.حجاجي، محمد عبده. قوص في التاريخ اﻹسلامي. القاهرة: الهيئة المصرية العامة للكتاب، ١٩٨٢، ٣٦٣ص
Hajjaji, Muhammad ʻAbduh. Qus fi al-Tarikh al-Islami. Cairo: Al-Hay’ah al-Misriyyah al-‘Ammah lil-Kitab, 1982, 363pp.
Qus in Islamic History
قوص في التاريخ اﻹسلامي
The book is divided into six chapters in which the author focuses on the geographical centrality of Qus as the capital of Upper Egypt. It gives an overview of the administrative division of the city in the Islamic period and its Arab tribes since the Arab conquest until the end of the Ayyubid period. It also addresses the city's geographical location and description. However, the author tends in this section to employ a propaganda-like method that is somewhat distant from academic rigour. The book then moves to address the community of Qus, its foreign minorities and markets, offering a quick analysis of the city’s social history. In the last two chapters the author lists the most notable scholarly movements and enumerates the city’s Islamic architecture calling for researchers to identify and study the city’s monuments.
One of the book’s important features is that in discussing the regions in Qus during the Mamluk period, the author gives justifications for the choice of his sources rather than merely listing them. However, the author’s confidence in a particular source made him rely heavily on it and the result is the usage of one source over many pages which in some instances makes the content appear a bit thin.
The study remains useful in linking the history of migrations to and from Qus, starting from the Arab conquest until the reign of the Mamluks, with the political history and tribal and ethnic diversity in the city. Overall, the book can be classified as an uncritical general introduction of this Eastern city, which enables researchers to infer some sources. In addition, they will benefit from the quick illustration of the state of women and religious minorities such as Christians and Shiites in Qus.

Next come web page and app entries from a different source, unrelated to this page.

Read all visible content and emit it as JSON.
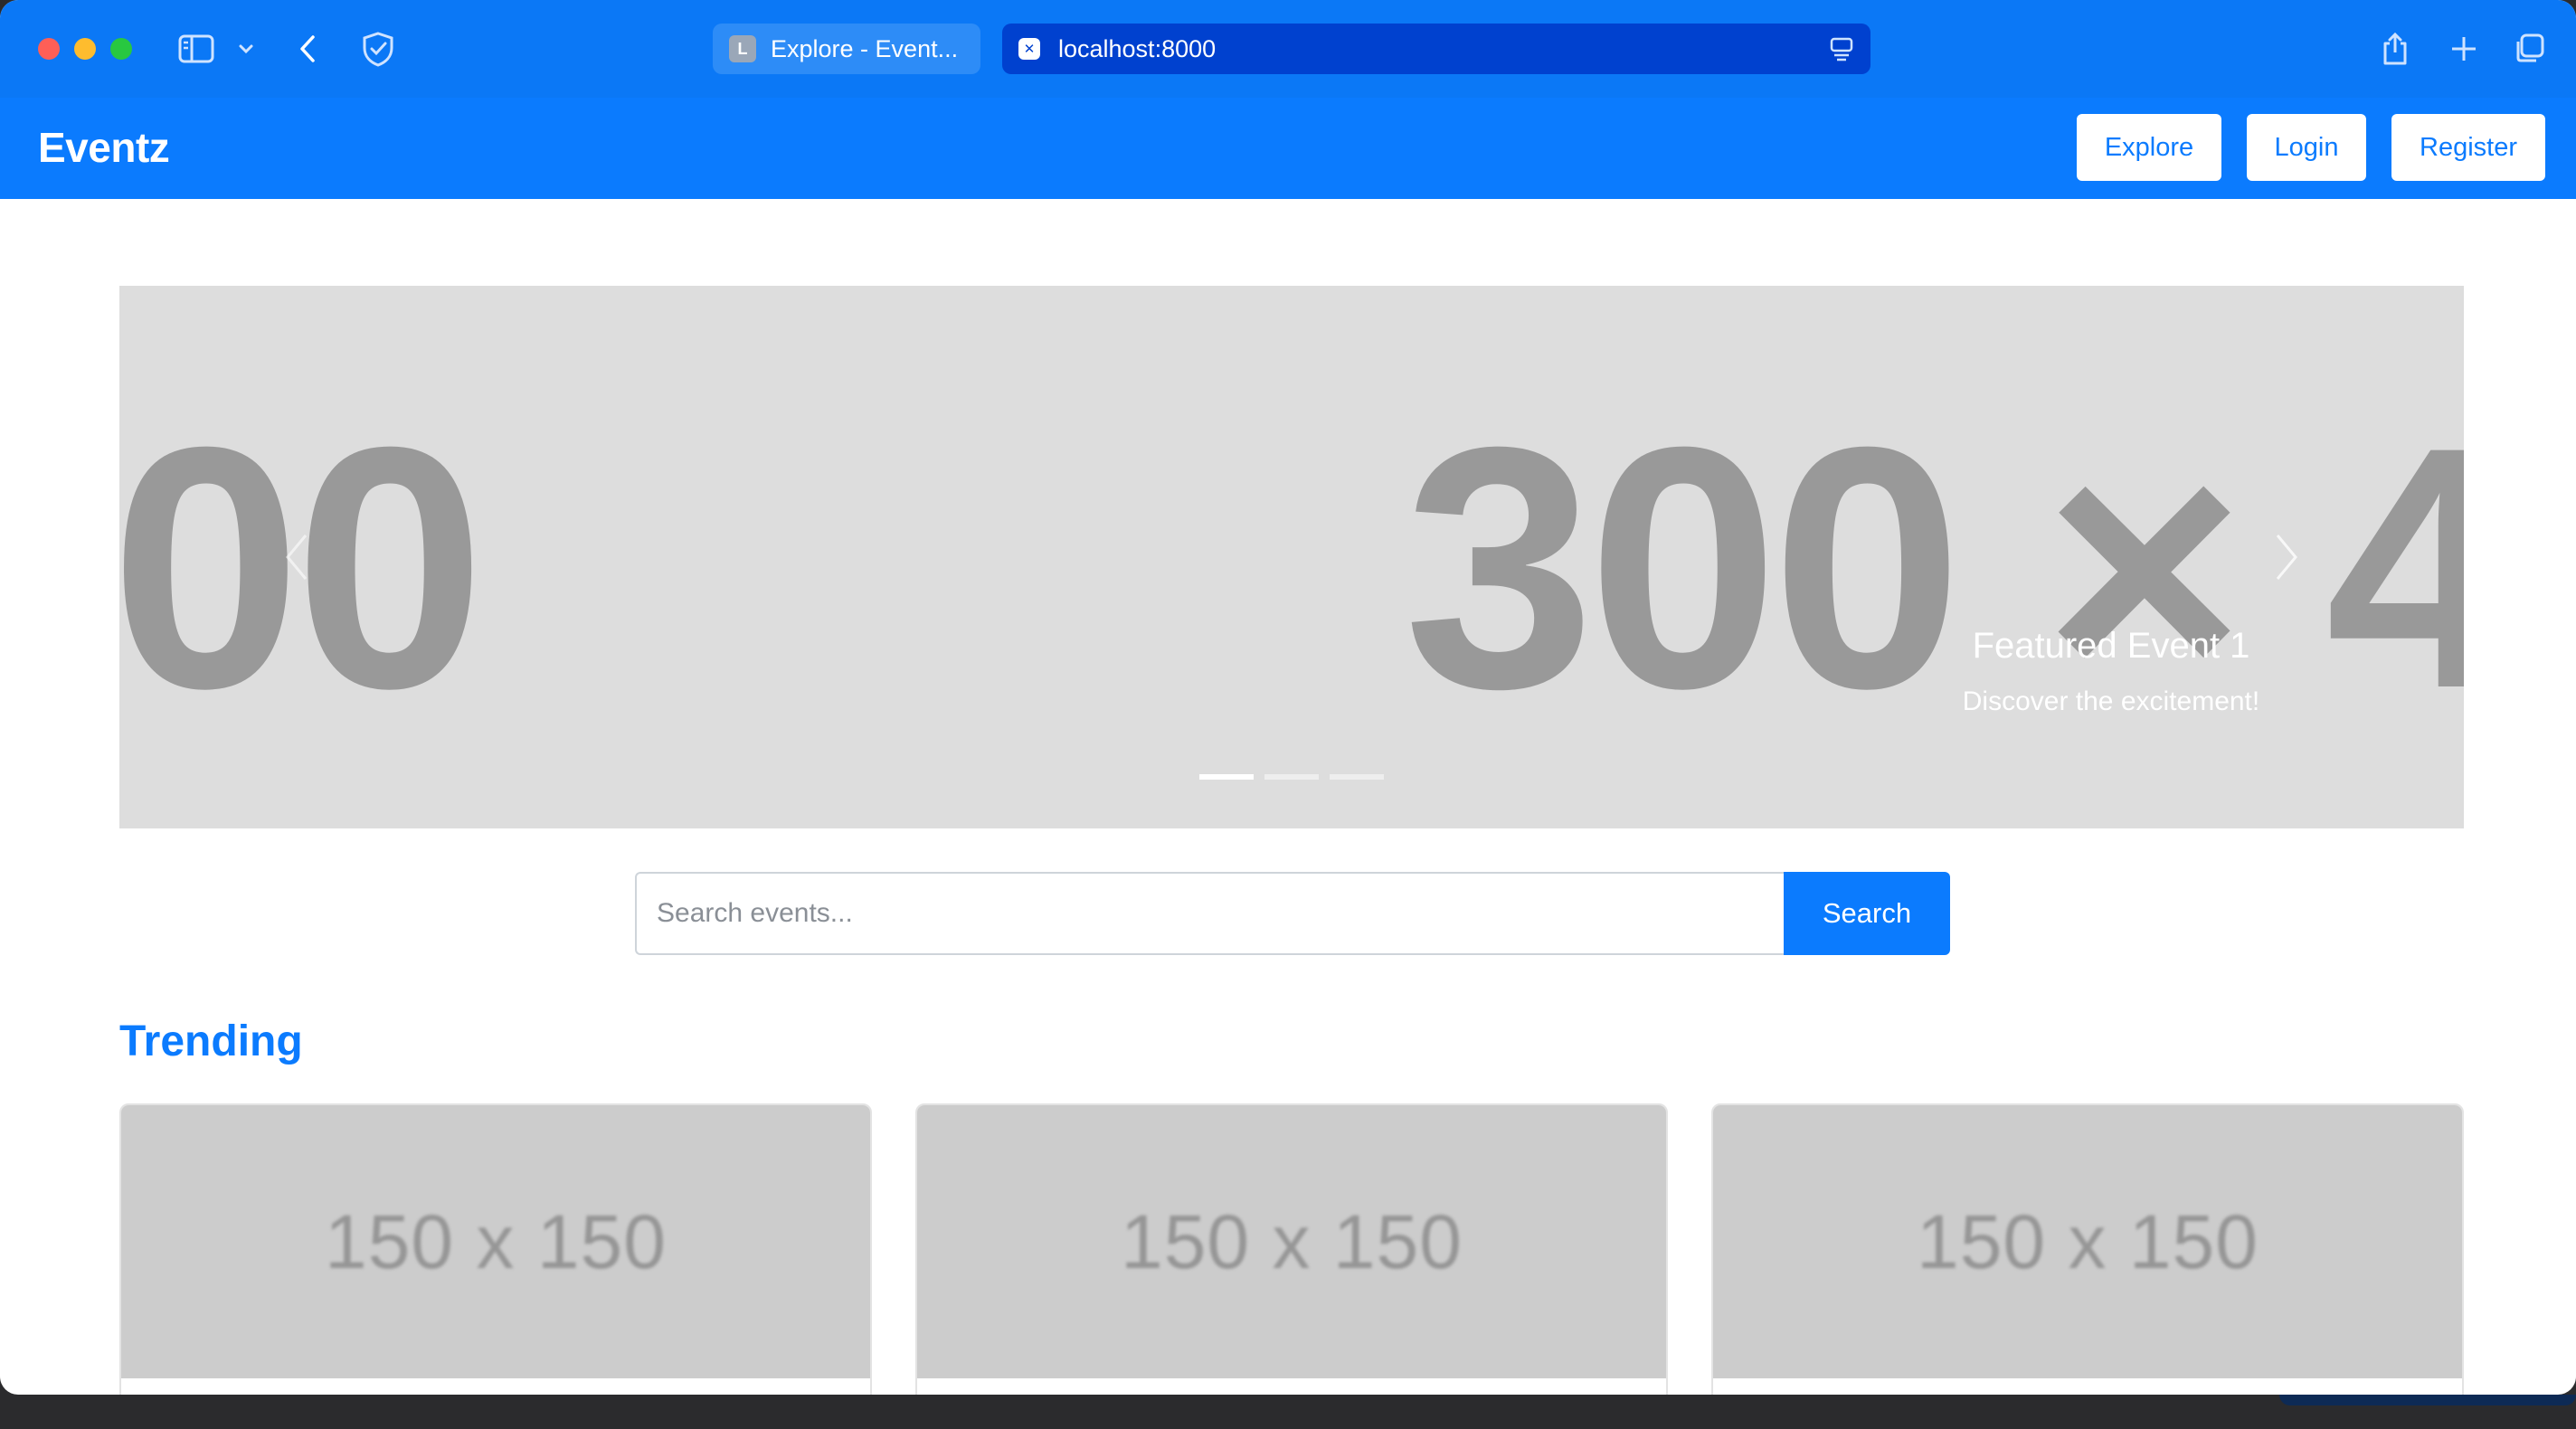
{
  "browser": {
    "tabs": [
      {
        "label": "Explore - Event...",
        "favicon": "L"
      },
      {
        "label": "localhost:8000",
        "favicon": "✕"
      }
    ],
    "icons": [
      "sidebar-icon",
      "chevron-down-icon",
      "back-arrow-icon",
      "shield-check-icon",
      "reader-icon",
      "share-icon",
      "new-tab-icon",
      "tab-overview-icon"
    ]
  },
  "navbar": {
    "brand": "Eventz",
    "buttons": {
      "explore": "Explore",
      "login": "Login",
      "register": "Register"
    }
  },
  "carousel": {
    "placeholder_left": "00",
    "placeholder_right": "300 × 4",
    "caption_title": "Featured Event 1",
    "caption_text": "Discover the excitement!",
    "slide_count": 3,
    "active_slide": 1
  },
  "search": {
    "placeholder": "Search events...",
    "button": "Search"
  },
  "trending": {
    "title": "Trending",
    "cards": [
      {
        "image_text": "150 x 150"
      },
      {
        "image_text": "150 x 150"
      },
      {
        "image_text": "150 x 150"
      }
    ]
  },
  "colors": {
    "primary": "#0b7bfe",
    "chrome": "#0b78f6",
    "placeholder_bg": "#dddddd",
    "card_img_bg": "#cccccc"
  }
}
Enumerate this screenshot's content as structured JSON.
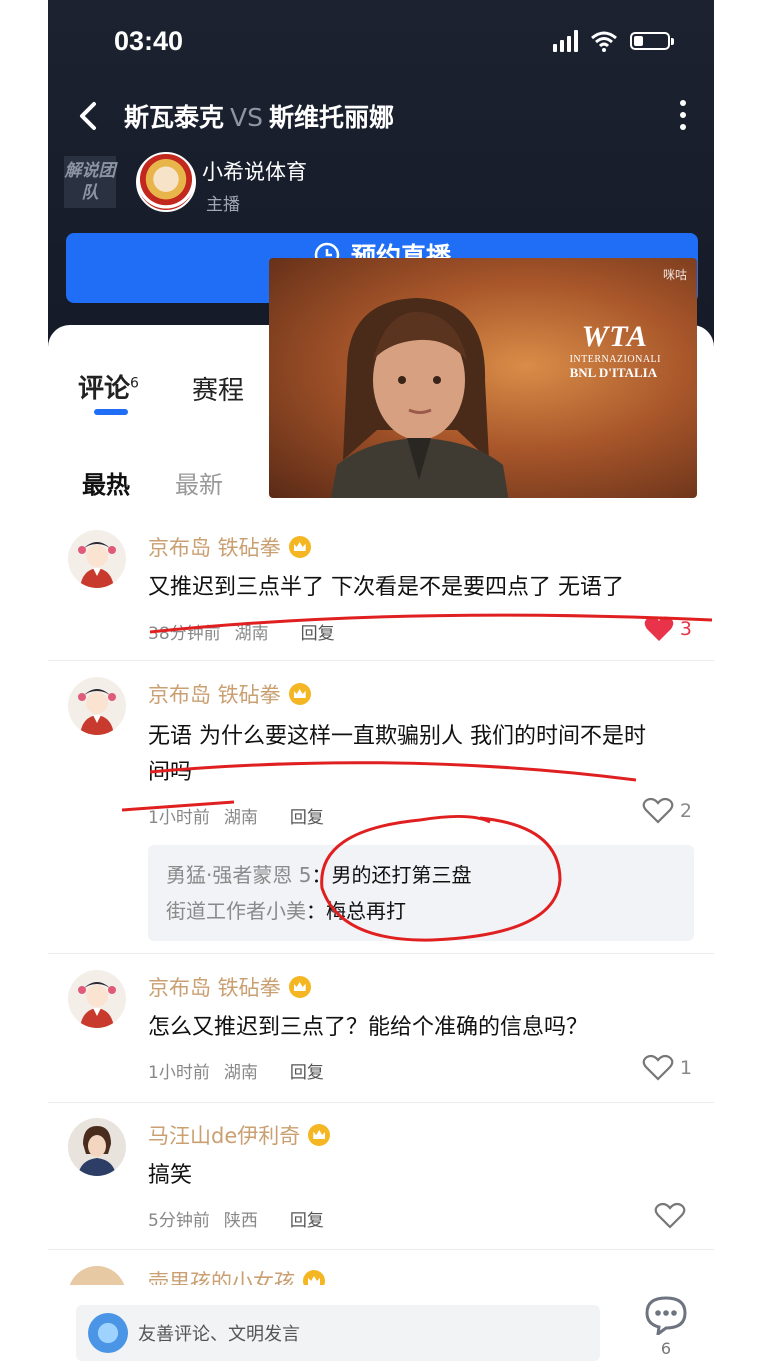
{
  "status": {
    "time": "03:40"
  },
  "header": {
    "home_team": "斯瓦泰克",
    "vs": "VS",
    "away_team": "斯维托丽娜",
    "team_label": "解说团队",
    "anchor_name": "小希说体育",
    "anchor_role": "主播",
    "reserve_label": "预约直播"
  },
  "video": {
    "brand": "咪咕",
    "wta_title": "WTA",
    "event_line1": "INTERNAZIONALI",
    "event_line2": "BNL D'ITALIA"
  },
  "tabs": {
    "comments_label": "评论",
    "comments_count": "6",
    "schedule_label": "赛程"
  },
  "sort": {
    "hot": "最热",
    "new": "最新"
  },
  "comments": [
    {
      "user": "京布岛 铁砧拳",
      "text": "又推迟到三点半了 下次看是不是要四点了 无语了",
      "time": "38分钟前",
      "region": "湖南",
      "reply_label": "回复",
      "likes": "3"
    },
    {
      "user": "京布岛 铁砧拳",
      "text_line1": "无语 为什么要这样一直欺骗别人 我们的时间不是时",
      "text_line2": "间吗",
      "time": "1小时前",
      "region": "湖南",
      "reply_label": "回复",
      "likes": "2",
      "replies": [
        {
          "user": "勇猛·强者蒙恩 5",
          "text": "：男的还打第三盘"
        },
        {
          "user": "街道工作者小美",
          "text": "：梅总再打"
        }
      ]
    },
    {
      "user": "京布岛 铁砧拳",
      "text": "怎么又推迟到三点了？能给个准确的信息吗？",
      "time": "1小时前",
      "region": "湖南",
      "reply_label": "回复",
      "likes": "1"
    },
    {
      "user": "马汪山de伊利奇",
      "text": "搞笑",
      "time": "5分钟前",
      "region": "陕西",
      "reply_label": "回复",
      "likes": ""
    },
    {
      "user": "壶里孩的小女孩"
    }
  ],
  "bottom": {
    "placeholder": "友善评论、文明发言",
    "chat_count": "6"
  },
  "colors": {
    "accent": "#1f6ef5",
    "username": "#caa072",
    "liked": "#e8334a",
    "annotation": "#e02020"
  }
}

Abulhimal, Mustafa. “English abstract of 'Qus in Islamic History'". Translated by Mustafa Abulhimal. In Cities as Built and Lived Environments: Scholarship from Muslim Contexts, 1875 to 2011, by Aptin Khanbaghi, 110. Edinburgh: Edinburgh University Press, 2014.
Muslim Civilisations Abstracts - The Aga Khan University